There is a natural tendency to think of the spectrum of platforms that developers need to employ to build and deploy applications in isolation from one another. However, all those platforms are interconnected with one another. An application that is designed to primarily run on an edge computing platform will need to invoke a wide range of backend services that may reside in the cloud or an on-premises IT environment.
Wind River, to provide that capability, has updated the Wind River Studio development environment to provide developers with a way to programmatically invoke platforms at a higher level of abstraction irrespective of where they are physically located, says Wind River CTO Paul Miller. ‘This is a big pivot,” he says. “It’s a modern framework.”
For example, Wind River has added a visual tool to define, monitor, and execute complex software pipelines for applications that would be deployed on its VxWorks and Wind River Linux platforms. Those pipelines can then be integrated with application orchestration tools that enable IT teams to deploy, configure and manage the lifecycle of complex applications within the context of a DevOps workflow spanning both its platforms and public cloud platforms such as Amazon Web Services (AWS), Microsoft Azure, and Google Cloud Platform (GCP).
In addition, Wind River is making available tools to create digital twins along with support for a 5G vRAN accelerator, GPUs enabled for 5G and augmented reality applications.
Finally, Wind River provides a digital feedback loop based on real-time analytics that encompasses all the operating systems, applications, infrastructure, systems, and devices to provide analytics in real-time.
As applications are increasingly deployed across what is becoming an extended distributed computing environment, the line between various classes of platforms is starting to blur. It’s not really feasible to deploy an application at the edge, for example, that is not dependent on a wide range of services running on other edge computing platforms, in a local data center, or a cloud computing environment. From the perspective of an application developer, at least, it’s all just one logical set of infrastructure for deployed a distributed application that consists of multiple interdependent microservices.

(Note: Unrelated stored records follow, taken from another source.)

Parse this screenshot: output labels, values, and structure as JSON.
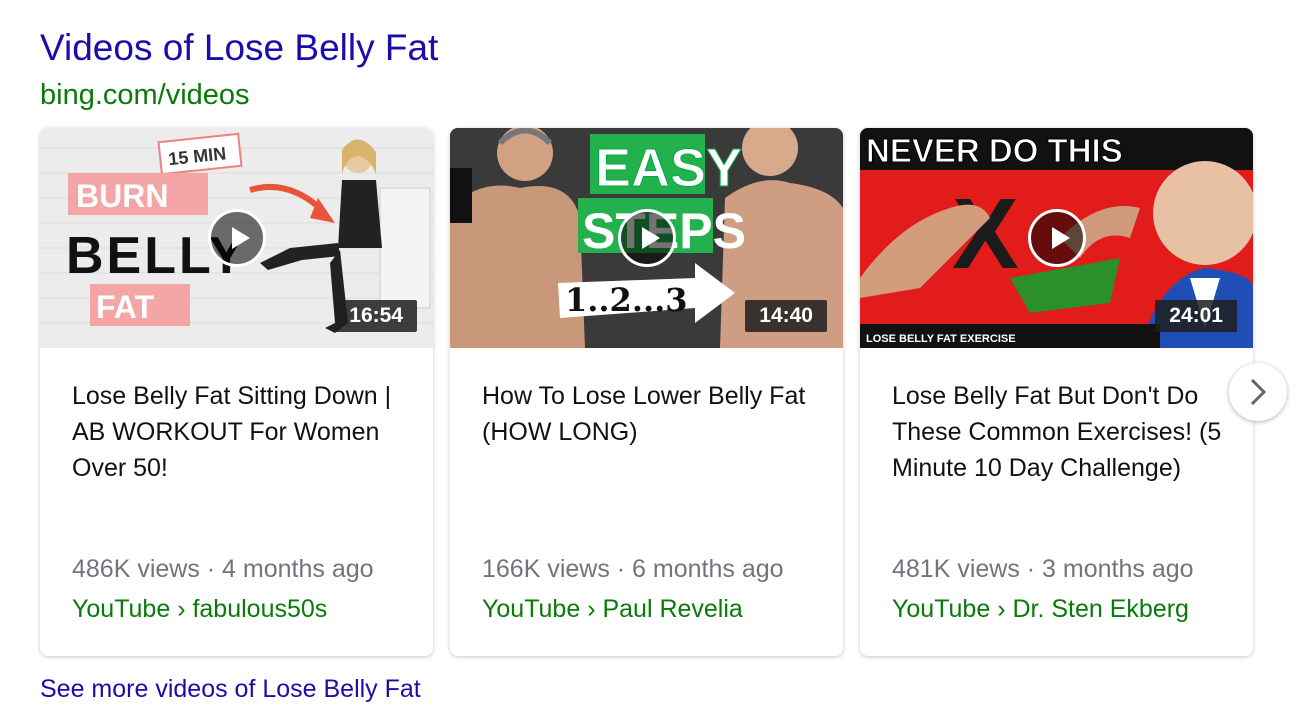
{
  "header": {
    "title": "Videos of Lose Belly Fat",
    "source": "bing.com/videos"
  },
  "videos": [
    {
      "title": "Lose Belly Fat Sitting Down | AB WORKOUT For Women Over 50!",
      "duration": "16:54",
      "meta": "486K views · 4 months ago",
      "channel": "YouTube › fabulous50s",
      "thumb_text": [
        "15 MIN",
        "BURN",
        "BELLY",
        "FAT"
      ]
    },
    {
      "title": "How To Lose Lower Belly Fat (HOW LONG)",
      "duration": "14:40",
      "meta": "166K views · 6 months ago",
      "channel": "YouTube › Paul Revelia",
      "thumb_text": [
        "EASY",
        "STEPS",
        "1..2...3"
      ]
    },
    {
      "title": "Lose Belly Fat But Don't Do These Common Exercises! (5 Minute 10 Day Challenge)",
      "duration": "24:01",
      "meta": "481K views · 3 months ago",
      "channel": "YouTube › Dr. Sten Ekberg",
      "thumb_text": [
        "NEVER DO THIS",
        "X",
        "LOSE BELLY FAT EXERCISE"
      ]
    }
  ],
  "footer": {
    "see_more": "See more videos of Lose Belly Fat"
  },
  "icons": {
    "play": "play-icon",
    "next": "chevron-right-icon"
  },
  "colors": {
    "link": "#1a0dab",
    "url": "#0b7a0b",
    "meta": "#70757a"
  }
}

As that increasingly becomes the case, it will become apparent just how artificial the delineations made between various classes of platforms really are. The phrase cloud computing may not completely dissipate as a result. However, it’s clear the underlying platforms that distributed applications are deployed on are becoming less relevant. As Kubernetes clusters become more widely employed, there is a common application programming interface (API) manifesting itself across a wide range of types of IT infrastructure.
In the meantime, developers should expect to see other frameworks they employ to evolve similarly. Of course, it will be up to developers to decide what to call this brave new world of IT. Still, the building and deployment of distributed computing applications should get simpler in the months ahead as the need to push more application code to the edge becomes more apparent.